*Work task*
Exactly reproduce the lines beginning with the line that includes "What's the underlying" and ending with the last line of the data.

*Element data from apps and pages*
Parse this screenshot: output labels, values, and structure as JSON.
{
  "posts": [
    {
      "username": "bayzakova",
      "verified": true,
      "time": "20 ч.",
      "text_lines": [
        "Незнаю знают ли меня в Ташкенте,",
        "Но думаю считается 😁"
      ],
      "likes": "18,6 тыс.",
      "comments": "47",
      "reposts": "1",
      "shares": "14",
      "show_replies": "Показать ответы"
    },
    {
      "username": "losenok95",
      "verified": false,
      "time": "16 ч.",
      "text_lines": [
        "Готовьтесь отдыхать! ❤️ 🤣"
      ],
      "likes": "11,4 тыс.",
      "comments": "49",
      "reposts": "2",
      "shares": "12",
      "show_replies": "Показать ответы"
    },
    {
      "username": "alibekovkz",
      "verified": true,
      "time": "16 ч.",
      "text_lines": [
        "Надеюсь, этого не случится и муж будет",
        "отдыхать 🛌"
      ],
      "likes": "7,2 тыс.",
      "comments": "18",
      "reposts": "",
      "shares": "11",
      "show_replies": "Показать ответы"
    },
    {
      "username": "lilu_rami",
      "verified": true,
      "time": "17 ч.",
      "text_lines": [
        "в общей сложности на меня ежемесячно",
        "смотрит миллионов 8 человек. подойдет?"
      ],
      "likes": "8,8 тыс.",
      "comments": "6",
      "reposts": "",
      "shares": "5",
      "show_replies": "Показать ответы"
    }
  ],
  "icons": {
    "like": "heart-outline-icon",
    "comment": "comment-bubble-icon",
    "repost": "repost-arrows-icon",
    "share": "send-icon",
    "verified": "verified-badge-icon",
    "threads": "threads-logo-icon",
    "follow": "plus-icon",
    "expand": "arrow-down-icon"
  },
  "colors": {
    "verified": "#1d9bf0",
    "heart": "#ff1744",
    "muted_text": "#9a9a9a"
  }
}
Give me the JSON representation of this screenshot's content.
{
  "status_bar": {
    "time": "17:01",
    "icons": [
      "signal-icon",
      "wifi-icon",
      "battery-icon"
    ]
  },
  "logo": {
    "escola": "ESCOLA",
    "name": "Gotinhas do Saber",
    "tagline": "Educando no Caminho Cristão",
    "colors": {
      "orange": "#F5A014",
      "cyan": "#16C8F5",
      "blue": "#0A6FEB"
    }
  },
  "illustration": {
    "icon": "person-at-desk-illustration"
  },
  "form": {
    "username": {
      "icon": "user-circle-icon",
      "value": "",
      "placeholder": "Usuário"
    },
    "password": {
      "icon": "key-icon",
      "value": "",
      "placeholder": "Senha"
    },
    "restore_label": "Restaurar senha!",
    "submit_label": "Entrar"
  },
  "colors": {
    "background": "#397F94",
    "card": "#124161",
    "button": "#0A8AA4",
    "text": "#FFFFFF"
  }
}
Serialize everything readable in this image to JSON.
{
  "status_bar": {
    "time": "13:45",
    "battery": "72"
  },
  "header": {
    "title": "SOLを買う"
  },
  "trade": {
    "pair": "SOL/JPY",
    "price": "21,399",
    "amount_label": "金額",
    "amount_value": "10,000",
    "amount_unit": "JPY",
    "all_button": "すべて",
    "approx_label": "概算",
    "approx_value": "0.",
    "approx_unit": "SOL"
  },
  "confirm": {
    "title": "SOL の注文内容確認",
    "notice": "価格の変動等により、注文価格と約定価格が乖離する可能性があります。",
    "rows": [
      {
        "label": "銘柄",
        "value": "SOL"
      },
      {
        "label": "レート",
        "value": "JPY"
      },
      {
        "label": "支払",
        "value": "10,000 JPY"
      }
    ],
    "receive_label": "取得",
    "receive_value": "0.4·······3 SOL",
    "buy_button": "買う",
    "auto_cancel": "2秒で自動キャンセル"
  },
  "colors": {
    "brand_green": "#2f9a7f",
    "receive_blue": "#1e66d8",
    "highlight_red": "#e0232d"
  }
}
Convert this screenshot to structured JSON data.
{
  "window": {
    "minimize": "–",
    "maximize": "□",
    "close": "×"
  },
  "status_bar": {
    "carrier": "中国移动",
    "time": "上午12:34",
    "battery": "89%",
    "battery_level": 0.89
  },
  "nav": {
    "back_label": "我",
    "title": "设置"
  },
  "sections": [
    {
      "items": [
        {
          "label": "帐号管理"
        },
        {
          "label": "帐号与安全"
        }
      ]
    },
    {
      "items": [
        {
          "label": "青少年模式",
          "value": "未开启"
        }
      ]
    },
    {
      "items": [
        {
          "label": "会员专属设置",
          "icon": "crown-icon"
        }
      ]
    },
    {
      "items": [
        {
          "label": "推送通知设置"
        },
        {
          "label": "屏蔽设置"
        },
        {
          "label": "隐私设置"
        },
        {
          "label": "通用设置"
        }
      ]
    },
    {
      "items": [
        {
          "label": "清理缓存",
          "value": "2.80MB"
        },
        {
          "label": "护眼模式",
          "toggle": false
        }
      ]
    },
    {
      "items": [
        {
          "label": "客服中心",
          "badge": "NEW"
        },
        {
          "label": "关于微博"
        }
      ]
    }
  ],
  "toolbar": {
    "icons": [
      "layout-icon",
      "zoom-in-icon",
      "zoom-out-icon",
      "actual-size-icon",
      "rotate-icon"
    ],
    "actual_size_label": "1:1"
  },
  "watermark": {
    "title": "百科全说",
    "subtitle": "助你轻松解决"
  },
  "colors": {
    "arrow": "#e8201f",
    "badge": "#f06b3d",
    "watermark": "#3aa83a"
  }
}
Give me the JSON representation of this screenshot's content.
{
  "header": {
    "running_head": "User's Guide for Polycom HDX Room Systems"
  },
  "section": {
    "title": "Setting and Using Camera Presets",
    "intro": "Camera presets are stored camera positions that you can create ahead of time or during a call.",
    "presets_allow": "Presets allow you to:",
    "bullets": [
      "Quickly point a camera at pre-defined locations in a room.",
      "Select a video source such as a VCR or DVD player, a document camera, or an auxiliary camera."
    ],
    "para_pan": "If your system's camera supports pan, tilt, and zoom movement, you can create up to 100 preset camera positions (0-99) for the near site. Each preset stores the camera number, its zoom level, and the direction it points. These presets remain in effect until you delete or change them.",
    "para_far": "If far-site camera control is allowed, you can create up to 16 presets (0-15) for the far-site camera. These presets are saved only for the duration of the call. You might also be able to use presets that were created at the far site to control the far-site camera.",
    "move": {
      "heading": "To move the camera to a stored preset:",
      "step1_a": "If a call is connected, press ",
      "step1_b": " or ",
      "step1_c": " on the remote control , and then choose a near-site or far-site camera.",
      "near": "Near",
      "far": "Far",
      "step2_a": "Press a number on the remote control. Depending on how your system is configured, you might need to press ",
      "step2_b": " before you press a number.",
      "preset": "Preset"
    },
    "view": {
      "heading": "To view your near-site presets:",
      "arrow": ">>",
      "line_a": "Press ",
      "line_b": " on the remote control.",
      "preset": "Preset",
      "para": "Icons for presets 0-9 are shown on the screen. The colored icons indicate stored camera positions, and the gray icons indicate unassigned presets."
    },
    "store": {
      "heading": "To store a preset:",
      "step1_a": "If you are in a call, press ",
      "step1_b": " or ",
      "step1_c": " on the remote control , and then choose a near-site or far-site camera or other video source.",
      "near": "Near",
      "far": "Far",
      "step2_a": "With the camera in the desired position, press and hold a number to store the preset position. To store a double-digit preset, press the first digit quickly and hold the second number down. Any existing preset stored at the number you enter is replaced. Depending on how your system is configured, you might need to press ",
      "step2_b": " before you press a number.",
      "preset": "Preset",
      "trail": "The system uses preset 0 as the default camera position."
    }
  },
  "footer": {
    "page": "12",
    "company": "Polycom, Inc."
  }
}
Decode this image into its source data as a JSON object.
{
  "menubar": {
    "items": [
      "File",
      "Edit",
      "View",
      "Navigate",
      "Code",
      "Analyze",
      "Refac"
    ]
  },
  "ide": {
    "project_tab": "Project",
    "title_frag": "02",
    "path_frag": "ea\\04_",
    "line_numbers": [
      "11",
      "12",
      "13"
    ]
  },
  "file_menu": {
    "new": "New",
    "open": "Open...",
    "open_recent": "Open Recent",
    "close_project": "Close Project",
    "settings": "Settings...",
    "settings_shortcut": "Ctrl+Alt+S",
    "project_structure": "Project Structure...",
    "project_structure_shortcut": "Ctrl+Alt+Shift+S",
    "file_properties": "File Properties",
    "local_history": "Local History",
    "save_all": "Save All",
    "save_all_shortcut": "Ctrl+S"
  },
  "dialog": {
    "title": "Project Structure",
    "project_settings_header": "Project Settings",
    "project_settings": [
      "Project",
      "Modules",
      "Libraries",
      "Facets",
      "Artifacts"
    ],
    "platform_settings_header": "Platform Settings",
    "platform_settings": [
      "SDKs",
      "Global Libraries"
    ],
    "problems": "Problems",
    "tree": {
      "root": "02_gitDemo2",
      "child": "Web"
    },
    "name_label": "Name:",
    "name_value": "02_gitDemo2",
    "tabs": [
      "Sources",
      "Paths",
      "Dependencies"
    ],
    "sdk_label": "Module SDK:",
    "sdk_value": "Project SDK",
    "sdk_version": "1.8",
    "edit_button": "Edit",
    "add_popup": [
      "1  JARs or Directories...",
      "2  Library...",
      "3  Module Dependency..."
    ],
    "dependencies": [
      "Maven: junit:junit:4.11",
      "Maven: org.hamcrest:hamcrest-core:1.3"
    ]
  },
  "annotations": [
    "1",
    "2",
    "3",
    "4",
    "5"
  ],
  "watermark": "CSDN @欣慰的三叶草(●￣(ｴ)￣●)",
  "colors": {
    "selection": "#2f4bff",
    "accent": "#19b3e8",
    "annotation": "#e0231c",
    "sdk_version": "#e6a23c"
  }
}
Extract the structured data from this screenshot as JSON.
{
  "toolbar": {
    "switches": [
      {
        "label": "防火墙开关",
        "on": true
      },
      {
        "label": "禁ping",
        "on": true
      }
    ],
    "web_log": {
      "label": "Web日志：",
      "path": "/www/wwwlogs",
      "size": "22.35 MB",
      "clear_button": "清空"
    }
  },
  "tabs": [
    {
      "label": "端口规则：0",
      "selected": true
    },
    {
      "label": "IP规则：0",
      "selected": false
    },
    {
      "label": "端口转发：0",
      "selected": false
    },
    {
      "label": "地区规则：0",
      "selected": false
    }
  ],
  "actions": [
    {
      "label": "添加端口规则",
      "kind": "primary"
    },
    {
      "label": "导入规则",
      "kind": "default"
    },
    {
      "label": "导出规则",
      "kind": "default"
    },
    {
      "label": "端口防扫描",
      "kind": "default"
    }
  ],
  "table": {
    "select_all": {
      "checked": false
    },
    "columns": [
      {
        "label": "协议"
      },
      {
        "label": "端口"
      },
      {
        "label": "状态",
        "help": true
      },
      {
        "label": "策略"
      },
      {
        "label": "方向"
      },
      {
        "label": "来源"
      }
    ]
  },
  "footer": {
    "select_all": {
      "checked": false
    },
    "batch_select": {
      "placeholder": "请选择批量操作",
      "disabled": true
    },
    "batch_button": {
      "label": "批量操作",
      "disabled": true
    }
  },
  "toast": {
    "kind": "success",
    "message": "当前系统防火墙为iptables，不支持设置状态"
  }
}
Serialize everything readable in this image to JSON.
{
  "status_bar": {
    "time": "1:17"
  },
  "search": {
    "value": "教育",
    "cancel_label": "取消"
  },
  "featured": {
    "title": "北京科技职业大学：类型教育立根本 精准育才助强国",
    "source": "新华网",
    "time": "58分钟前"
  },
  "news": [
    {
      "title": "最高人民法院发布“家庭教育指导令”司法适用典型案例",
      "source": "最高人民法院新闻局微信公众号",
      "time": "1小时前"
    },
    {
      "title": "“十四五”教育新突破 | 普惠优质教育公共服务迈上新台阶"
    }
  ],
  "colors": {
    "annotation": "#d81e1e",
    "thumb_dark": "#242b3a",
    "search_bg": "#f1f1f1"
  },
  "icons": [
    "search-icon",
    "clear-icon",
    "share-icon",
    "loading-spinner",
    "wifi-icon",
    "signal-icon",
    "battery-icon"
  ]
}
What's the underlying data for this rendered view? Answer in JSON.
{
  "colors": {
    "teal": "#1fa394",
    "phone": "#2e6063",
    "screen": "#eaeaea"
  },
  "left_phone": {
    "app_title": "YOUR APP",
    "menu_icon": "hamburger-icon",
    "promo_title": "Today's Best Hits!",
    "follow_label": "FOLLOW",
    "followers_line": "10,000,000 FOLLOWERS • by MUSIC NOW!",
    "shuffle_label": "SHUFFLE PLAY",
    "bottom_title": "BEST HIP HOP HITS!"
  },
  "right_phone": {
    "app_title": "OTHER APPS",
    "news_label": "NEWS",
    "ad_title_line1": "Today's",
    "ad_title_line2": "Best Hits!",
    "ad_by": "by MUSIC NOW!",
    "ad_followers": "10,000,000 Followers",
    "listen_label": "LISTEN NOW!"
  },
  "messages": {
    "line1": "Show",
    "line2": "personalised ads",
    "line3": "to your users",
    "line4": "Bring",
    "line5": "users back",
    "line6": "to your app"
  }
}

*Exercise result*
What's the underlying data for this rendered view? Answer in JSON.
{
  "colors": {
    "teal": "#1fa394",
    "phone": "#2e6063",
    "screen": "#eaeaea"
  },
  "left_phone": {
    "app_title": "YOUR APP",
    "menu_icon": "hamburger-icon",
    "promo_title": "Today's Best Hits!",
    "follow_label": "FOLLOW",
    "followers_line": "10,000,000 FOLLOWERS • by MUSIC NOW!",
    "shuffle_label": "SHUFFLE PLAY",
    "bottom_title": "BEST HIP HOP HITS!"
  },
  "right_phone": {
    "app_title": "OTHER APPS",
    "news_label": "NEWS",
    "ad_title_line1": "Today's",
    "ad_title_line2": "Best Hits!",
    "ad_by": "by MUSIC NOW!",
    "ad_followers": "10,000,000 Followers",
    "listen_label": "LISTEN NOW!"
  },
  "messages": {
    "line1": "Show",
    "line2": "personalised ads",
    "line3": "to your users",
    "line4": "Bring",
    "line5": "users back",
    "line6": "to your app"
  }
}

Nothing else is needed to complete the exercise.